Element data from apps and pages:
============================================================

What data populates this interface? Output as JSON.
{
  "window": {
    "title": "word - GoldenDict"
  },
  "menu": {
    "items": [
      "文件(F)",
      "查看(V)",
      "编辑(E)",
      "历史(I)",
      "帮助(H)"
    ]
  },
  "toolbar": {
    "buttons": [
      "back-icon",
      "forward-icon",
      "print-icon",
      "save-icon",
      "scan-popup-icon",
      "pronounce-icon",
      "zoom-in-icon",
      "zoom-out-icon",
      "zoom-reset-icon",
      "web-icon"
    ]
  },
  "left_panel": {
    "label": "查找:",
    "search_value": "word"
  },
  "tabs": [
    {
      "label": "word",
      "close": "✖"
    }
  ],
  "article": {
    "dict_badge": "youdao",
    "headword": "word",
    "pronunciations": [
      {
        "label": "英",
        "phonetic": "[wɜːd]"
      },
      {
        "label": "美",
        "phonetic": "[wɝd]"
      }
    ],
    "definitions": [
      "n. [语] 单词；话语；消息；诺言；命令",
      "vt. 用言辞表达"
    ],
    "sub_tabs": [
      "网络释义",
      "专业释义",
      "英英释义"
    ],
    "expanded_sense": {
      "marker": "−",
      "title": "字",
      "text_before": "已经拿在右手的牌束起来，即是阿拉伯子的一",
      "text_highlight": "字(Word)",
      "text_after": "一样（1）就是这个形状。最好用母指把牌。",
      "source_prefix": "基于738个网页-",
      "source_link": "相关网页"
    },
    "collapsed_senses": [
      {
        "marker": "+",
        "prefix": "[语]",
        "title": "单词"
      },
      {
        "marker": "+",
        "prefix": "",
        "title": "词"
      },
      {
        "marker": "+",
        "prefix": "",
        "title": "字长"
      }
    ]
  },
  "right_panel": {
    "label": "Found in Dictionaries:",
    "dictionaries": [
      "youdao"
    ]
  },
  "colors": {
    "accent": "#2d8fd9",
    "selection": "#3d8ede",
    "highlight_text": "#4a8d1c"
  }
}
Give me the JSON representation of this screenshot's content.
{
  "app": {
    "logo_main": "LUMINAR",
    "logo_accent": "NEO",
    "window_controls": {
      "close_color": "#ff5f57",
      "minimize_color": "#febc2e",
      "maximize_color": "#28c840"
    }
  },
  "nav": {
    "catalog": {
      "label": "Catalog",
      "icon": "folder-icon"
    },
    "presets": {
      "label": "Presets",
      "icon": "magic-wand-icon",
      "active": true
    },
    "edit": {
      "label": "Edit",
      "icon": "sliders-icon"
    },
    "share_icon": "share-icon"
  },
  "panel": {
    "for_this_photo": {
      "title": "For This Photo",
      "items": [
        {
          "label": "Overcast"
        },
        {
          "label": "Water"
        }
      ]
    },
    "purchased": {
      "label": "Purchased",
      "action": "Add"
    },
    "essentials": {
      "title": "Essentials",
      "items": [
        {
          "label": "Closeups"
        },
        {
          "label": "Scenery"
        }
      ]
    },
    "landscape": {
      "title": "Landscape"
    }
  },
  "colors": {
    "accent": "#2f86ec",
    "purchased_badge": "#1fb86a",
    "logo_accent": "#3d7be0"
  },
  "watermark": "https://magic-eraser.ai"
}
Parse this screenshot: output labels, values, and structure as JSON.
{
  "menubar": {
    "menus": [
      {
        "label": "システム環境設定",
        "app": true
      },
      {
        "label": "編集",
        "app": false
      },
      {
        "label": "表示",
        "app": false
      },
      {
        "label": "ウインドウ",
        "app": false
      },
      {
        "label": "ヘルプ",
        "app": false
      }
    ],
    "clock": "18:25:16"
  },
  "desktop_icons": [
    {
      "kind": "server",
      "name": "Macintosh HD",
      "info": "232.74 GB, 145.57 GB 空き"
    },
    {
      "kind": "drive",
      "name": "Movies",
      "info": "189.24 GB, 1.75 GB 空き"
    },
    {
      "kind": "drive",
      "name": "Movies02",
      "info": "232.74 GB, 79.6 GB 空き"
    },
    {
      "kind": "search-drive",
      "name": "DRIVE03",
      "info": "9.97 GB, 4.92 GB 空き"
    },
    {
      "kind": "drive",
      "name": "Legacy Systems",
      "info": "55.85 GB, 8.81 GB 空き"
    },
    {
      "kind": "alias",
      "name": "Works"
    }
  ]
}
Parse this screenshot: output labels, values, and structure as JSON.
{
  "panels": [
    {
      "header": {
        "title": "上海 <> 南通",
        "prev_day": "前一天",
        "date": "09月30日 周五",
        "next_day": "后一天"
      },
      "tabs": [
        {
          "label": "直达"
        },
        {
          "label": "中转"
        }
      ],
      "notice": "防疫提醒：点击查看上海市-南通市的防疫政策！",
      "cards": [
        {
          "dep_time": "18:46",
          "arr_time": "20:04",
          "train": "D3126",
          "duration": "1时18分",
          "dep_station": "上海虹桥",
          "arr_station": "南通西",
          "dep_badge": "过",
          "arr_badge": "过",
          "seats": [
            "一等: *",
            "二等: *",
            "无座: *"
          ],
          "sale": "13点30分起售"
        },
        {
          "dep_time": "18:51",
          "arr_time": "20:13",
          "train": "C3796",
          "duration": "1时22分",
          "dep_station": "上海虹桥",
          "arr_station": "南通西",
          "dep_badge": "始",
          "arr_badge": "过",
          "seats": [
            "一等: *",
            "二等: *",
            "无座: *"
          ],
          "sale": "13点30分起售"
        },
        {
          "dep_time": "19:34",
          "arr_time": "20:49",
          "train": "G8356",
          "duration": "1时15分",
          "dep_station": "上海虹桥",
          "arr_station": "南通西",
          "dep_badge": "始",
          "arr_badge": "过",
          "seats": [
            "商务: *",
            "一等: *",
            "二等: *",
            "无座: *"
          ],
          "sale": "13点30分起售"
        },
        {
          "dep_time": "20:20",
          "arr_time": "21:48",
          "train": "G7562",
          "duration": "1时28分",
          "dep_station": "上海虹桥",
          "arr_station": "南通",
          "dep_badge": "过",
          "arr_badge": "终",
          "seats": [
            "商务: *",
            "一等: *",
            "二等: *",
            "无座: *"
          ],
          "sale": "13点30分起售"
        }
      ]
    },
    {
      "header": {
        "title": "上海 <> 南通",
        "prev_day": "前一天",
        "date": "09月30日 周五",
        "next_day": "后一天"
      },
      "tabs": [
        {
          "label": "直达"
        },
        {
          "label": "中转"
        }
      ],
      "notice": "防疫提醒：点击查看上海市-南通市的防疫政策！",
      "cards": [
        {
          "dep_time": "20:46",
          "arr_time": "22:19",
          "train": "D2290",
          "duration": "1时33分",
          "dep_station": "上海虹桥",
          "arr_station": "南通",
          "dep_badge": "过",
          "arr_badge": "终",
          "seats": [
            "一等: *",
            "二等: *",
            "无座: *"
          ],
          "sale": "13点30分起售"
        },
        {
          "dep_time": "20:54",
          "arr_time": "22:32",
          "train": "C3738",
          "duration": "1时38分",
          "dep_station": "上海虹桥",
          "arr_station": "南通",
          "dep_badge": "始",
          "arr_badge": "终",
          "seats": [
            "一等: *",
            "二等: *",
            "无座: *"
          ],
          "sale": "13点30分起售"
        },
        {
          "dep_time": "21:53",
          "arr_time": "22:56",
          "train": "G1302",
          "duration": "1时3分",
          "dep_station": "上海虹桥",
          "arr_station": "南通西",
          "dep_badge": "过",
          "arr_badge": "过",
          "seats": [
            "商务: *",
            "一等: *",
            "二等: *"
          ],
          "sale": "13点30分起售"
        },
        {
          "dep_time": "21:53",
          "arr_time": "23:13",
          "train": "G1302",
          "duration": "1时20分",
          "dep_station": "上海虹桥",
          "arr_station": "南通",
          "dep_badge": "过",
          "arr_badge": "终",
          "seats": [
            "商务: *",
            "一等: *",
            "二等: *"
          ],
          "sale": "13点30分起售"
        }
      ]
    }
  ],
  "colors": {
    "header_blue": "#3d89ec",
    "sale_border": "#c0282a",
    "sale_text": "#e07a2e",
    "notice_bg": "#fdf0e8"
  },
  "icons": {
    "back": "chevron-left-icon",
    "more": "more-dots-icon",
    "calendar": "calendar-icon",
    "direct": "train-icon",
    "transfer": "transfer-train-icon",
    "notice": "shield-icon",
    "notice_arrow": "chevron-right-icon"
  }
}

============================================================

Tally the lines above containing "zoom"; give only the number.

__Result__: 3